(Beginning of SUPPLIED RECORDS)
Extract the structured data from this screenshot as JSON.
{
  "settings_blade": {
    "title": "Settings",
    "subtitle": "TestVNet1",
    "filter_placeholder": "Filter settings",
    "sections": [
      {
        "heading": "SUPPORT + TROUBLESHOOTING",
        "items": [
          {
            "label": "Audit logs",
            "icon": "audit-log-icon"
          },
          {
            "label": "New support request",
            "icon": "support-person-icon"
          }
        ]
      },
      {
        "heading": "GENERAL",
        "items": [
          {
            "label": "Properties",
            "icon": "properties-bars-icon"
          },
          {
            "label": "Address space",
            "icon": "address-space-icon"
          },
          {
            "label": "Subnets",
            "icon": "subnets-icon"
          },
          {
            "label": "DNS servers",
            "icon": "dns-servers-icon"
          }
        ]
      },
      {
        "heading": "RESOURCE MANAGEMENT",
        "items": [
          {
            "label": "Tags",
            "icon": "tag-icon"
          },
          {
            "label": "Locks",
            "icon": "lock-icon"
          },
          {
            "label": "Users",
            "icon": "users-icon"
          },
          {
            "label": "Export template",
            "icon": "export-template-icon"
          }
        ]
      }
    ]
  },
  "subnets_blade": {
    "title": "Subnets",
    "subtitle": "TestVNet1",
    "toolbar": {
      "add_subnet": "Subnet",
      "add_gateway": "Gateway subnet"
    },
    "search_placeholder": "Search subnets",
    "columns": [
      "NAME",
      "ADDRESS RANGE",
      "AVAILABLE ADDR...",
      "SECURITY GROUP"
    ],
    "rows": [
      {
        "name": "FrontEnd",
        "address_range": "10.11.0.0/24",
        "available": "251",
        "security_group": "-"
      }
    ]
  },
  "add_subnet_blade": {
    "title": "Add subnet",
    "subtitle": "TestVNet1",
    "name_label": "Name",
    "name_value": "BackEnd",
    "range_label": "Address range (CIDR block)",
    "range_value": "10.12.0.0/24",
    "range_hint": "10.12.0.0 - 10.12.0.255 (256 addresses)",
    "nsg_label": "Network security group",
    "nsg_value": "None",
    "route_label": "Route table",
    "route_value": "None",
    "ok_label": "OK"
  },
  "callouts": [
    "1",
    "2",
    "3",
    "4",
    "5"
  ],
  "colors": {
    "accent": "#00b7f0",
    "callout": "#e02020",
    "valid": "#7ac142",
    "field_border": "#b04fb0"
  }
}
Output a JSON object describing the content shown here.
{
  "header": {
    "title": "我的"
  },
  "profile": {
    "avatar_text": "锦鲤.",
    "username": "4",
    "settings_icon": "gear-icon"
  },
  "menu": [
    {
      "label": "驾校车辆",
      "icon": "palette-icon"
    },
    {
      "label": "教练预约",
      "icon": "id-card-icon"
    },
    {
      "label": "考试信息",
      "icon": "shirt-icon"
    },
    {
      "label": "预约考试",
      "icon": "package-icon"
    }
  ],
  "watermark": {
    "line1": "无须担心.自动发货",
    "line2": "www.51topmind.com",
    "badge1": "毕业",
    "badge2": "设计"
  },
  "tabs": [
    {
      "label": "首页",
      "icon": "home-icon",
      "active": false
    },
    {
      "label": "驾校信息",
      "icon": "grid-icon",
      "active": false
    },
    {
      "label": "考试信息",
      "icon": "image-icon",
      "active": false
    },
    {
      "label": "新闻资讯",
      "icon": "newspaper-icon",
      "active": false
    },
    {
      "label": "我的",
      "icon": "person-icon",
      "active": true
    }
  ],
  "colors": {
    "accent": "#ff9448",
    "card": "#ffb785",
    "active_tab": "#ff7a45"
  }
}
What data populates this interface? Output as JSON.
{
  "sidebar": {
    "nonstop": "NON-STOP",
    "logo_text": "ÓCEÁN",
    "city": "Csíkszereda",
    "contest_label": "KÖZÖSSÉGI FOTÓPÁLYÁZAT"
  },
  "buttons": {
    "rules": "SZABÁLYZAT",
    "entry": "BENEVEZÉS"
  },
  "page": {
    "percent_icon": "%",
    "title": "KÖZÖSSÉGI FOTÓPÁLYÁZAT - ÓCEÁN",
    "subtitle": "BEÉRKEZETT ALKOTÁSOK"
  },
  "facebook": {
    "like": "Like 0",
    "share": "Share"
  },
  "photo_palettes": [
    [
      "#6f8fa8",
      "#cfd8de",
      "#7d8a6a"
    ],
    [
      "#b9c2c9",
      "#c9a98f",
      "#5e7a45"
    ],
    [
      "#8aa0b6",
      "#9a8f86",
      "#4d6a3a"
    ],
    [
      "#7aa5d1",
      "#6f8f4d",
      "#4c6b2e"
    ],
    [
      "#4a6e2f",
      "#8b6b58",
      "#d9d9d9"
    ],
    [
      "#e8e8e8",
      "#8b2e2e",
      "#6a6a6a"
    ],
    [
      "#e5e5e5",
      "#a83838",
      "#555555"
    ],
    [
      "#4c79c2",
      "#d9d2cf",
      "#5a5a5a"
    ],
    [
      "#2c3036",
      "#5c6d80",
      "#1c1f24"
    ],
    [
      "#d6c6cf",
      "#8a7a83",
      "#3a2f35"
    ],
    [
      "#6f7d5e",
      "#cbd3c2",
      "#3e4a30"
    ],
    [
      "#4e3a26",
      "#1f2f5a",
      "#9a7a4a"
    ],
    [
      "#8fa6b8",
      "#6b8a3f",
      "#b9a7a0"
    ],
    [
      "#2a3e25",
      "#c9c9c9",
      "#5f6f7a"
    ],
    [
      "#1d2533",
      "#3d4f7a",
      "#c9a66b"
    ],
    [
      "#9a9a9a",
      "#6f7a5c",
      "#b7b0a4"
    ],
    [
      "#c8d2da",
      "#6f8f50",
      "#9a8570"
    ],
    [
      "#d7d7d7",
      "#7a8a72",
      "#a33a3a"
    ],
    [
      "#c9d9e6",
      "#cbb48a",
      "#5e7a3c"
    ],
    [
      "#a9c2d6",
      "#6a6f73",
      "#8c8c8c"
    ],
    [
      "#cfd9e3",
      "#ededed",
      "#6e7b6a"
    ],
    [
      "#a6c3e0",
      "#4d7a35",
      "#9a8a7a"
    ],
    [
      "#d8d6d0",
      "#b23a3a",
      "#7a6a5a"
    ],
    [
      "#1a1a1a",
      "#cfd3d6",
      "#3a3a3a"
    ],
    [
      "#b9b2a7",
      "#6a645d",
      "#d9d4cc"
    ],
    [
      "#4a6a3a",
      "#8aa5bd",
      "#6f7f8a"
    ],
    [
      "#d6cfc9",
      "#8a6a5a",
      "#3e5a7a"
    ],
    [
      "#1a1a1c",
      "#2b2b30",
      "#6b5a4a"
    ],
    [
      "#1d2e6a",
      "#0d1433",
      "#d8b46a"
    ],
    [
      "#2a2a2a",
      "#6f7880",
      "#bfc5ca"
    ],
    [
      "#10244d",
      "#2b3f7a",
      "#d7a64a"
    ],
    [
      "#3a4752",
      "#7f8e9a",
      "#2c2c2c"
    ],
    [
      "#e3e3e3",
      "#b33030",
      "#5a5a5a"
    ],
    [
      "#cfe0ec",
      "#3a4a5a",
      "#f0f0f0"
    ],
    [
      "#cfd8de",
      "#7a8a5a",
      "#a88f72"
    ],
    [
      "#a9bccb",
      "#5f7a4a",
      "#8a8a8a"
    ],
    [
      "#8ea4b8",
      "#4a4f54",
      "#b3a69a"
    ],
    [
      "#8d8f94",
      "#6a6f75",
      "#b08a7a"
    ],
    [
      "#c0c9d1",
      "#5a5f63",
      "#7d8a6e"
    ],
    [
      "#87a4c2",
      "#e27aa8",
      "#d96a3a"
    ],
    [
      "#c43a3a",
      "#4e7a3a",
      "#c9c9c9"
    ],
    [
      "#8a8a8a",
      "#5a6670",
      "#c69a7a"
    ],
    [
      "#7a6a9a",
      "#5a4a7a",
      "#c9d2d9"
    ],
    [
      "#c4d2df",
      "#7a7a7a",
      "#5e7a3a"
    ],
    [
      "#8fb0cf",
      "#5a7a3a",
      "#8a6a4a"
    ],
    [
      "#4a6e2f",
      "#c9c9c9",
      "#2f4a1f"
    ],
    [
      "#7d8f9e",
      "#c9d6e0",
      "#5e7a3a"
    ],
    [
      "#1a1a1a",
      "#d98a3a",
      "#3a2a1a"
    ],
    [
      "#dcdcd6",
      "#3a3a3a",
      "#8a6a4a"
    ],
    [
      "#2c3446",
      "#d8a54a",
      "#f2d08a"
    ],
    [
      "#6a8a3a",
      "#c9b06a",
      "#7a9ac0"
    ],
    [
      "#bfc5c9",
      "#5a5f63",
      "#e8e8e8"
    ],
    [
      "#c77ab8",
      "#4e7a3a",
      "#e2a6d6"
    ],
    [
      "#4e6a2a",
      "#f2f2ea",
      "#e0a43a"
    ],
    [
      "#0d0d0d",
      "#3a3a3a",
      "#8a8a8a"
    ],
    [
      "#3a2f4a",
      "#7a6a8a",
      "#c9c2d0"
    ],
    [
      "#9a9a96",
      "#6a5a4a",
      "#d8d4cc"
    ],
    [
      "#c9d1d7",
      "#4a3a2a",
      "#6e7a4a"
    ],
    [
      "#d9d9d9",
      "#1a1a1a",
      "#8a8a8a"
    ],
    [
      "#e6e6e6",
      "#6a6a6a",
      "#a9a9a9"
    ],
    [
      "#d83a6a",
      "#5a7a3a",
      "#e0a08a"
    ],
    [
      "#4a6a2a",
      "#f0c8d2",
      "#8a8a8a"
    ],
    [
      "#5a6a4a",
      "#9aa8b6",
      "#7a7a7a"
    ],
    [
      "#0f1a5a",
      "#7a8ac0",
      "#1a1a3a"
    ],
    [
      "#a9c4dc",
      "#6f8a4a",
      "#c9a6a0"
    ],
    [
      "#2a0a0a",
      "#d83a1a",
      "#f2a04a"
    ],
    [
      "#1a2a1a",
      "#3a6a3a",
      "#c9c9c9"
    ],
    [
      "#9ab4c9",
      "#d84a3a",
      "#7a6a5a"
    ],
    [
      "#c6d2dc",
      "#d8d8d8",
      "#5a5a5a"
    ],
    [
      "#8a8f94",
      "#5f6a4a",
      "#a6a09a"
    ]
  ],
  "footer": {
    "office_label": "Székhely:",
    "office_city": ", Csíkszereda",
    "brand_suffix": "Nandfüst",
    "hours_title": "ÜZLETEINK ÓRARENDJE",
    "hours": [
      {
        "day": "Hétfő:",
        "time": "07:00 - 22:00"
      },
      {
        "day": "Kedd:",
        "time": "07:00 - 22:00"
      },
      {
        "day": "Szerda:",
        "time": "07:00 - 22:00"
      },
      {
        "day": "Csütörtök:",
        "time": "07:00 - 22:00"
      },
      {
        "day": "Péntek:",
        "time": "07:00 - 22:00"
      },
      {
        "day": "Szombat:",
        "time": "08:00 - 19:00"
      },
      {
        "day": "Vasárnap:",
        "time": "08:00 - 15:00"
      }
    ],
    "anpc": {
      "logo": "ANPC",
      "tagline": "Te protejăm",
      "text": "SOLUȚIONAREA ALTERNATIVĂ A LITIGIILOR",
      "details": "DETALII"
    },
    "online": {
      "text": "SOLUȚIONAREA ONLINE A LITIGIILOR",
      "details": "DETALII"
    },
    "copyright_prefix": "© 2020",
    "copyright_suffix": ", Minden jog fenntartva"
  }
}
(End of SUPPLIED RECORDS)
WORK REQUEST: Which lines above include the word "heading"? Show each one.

OUTPUT FOR THIS TASK:
        "heading": "SUPPORT + TROUBLESHOOTING",
        "heading": "GENERAL",
        "heading": "RESOURCE MANAGEMENT",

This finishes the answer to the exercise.